Records contained in a dataset:

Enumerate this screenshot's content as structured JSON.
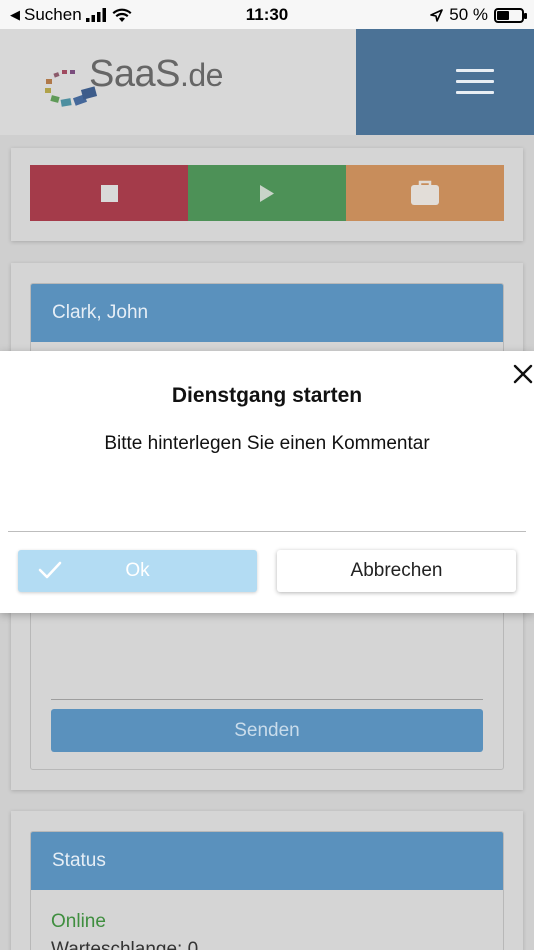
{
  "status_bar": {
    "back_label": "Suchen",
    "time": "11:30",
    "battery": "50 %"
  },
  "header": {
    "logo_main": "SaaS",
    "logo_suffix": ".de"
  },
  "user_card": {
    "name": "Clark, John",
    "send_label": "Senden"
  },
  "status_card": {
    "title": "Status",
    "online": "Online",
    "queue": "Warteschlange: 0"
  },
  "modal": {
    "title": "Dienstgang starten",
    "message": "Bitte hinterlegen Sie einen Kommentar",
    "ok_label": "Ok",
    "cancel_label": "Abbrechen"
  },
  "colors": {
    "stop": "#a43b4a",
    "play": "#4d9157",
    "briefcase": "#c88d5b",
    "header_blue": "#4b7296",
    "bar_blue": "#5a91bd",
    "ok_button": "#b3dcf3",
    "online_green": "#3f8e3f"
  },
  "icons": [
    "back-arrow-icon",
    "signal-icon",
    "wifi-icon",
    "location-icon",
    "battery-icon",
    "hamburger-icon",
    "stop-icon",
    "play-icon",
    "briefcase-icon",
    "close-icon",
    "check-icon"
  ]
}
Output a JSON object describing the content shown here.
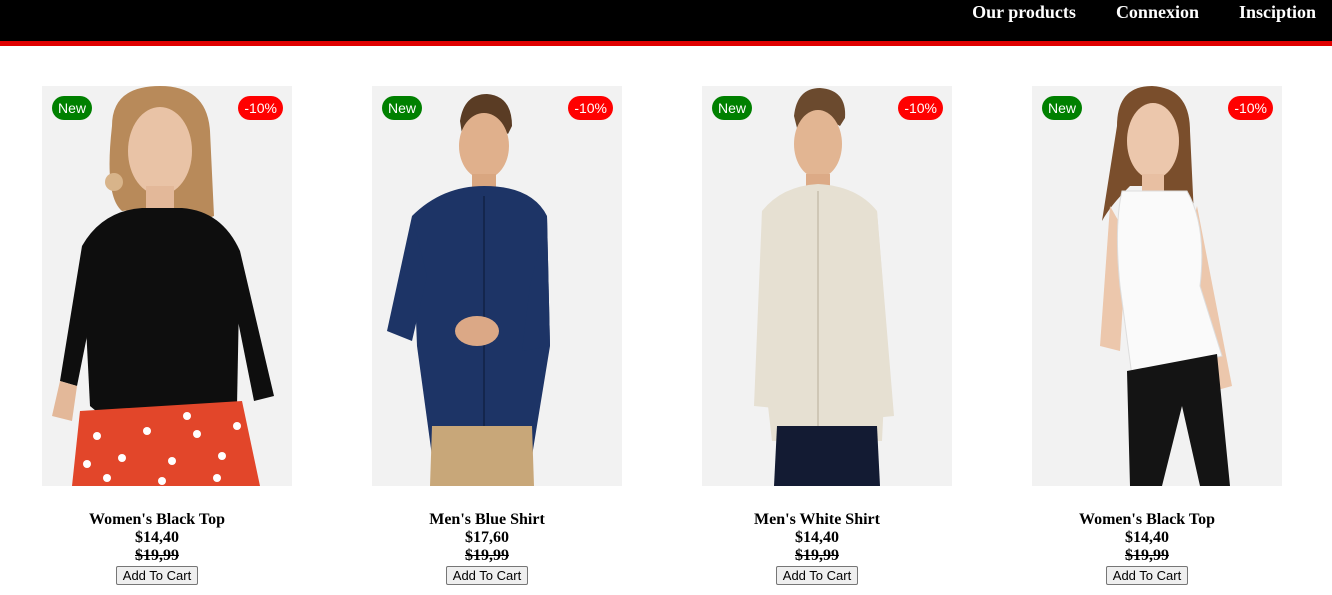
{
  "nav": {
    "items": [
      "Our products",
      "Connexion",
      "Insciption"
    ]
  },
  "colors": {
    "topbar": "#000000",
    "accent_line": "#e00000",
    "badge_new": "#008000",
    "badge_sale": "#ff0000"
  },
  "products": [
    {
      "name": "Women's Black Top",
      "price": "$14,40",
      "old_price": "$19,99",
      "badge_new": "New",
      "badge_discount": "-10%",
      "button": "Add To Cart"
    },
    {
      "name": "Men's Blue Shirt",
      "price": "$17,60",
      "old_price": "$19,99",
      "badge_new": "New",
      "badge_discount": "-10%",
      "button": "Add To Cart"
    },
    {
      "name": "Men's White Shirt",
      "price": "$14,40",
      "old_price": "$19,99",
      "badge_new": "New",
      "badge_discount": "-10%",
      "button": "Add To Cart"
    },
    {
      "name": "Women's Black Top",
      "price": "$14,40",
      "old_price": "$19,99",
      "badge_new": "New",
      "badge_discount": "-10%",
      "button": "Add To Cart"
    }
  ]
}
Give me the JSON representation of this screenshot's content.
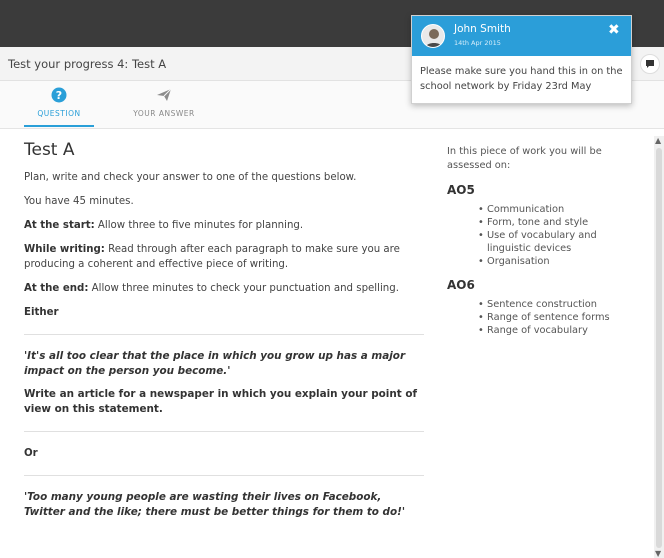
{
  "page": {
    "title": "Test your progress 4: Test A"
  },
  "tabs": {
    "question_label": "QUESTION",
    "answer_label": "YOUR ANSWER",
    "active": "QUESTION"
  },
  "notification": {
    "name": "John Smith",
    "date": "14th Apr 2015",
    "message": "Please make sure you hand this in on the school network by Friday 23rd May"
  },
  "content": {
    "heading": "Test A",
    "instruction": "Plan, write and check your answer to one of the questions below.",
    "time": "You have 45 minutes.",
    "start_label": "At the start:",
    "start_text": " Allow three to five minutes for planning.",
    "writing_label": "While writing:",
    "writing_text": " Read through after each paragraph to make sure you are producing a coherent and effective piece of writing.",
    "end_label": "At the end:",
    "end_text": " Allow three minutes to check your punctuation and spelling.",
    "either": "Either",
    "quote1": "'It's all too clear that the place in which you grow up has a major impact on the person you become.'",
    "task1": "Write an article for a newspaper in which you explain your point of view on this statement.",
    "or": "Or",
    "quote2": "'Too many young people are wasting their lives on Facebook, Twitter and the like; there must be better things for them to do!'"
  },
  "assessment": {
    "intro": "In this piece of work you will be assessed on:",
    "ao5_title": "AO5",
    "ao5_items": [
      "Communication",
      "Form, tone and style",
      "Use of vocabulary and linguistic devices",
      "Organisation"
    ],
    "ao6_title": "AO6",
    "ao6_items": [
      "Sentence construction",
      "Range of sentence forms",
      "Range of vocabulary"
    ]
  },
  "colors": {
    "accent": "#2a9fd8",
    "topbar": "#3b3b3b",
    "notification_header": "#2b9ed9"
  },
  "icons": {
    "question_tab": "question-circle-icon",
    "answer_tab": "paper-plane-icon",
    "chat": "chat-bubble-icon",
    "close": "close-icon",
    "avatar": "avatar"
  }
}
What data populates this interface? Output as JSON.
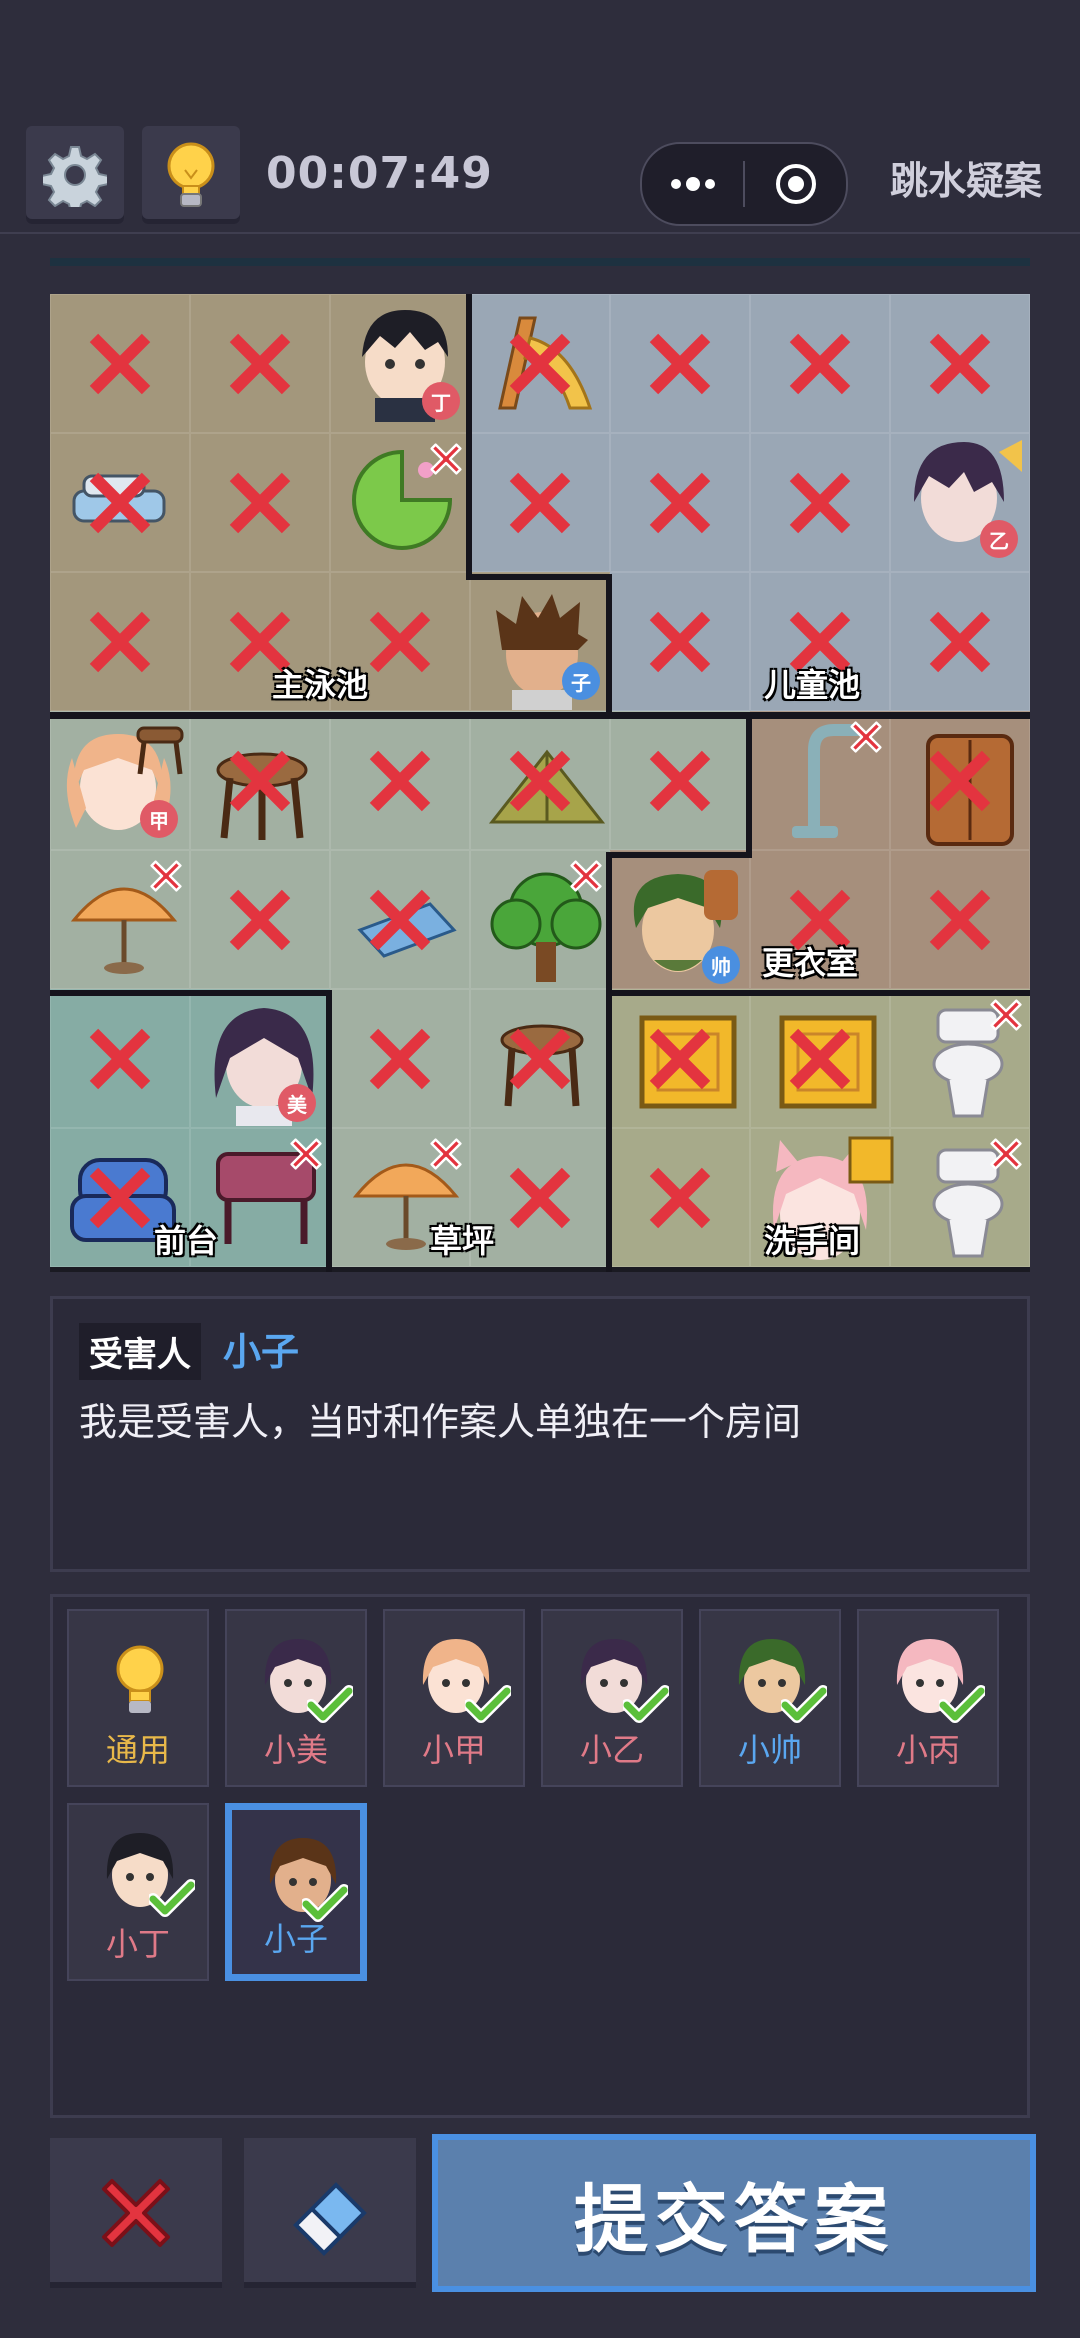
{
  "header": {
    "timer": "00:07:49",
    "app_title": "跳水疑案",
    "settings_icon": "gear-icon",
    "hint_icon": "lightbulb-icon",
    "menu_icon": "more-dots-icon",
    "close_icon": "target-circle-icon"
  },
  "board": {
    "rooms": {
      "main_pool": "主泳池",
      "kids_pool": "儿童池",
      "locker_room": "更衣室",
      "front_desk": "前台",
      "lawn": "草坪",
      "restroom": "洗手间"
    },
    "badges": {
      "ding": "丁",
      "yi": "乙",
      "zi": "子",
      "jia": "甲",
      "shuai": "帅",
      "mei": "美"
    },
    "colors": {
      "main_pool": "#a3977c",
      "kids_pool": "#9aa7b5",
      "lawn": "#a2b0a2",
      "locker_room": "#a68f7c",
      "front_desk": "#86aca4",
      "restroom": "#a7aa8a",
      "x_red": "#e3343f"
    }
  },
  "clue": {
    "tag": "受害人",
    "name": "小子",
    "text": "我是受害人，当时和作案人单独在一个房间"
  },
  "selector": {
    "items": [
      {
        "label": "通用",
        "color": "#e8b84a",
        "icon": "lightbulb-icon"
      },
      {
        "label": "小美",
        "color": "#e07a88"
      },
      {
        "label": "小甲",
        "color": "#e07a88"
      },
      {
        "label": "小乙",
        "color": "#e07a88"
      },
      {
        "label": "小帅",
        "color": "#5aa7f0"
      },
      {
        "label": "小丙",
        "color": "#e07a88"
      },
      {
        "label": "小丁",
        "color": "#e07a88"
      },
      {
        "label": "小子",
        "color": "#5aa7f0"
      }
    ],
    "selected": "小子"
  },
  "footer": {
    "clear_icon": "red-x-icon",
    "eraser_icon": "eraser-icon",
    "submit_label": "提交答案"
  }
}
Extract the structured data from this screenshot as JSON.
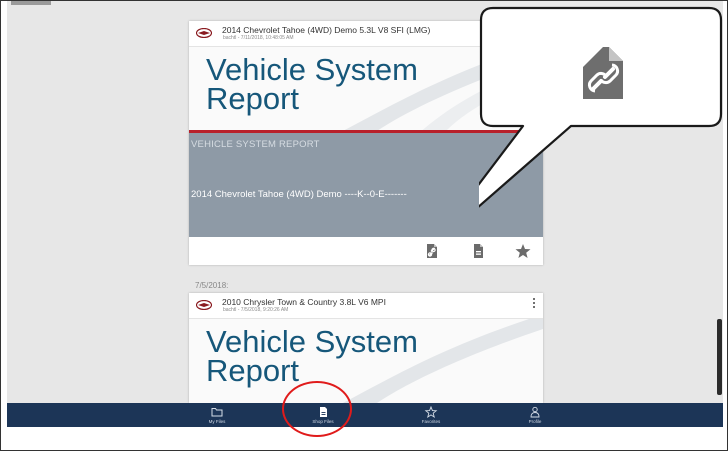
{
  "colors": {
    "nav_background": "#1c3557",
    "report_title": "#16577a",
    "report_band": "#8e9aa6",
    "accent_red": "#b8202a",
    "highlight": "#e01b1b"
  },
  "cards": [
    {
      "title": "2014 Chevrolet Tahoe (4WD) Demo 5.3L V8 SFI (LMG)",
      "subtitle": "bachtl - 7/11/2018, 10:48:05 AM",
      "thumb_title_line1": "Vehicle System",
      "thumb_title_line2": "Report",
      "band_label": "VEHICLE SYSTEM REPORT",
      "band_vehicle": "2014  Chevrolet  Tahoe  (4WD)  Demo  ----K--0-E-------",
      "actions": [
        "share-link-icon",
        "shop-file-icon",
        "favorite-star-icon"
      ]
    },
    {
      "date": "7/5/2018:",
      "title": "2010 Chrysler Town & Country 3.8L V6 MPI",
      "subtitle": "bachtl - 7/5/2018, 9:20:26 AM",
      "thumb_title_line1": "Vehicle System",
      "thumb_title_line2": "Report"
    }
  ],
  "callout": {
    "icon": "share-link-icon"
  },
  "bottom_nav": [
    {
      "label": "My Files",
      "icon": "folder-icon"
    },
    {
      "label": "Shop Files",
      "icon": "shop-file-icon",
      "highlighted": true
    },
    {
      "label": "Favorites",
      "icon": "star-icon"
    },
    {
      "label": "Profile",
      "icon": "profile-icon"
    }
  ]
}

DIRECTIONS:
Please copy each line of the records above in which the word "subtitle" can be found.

FINISHED EXERCISE:
      "subtitle": "bachtl - 7/11/2018, 10:48:05 AM",
      "subtitle": "bachtl - 7/5/2018, 9:20:26 AM",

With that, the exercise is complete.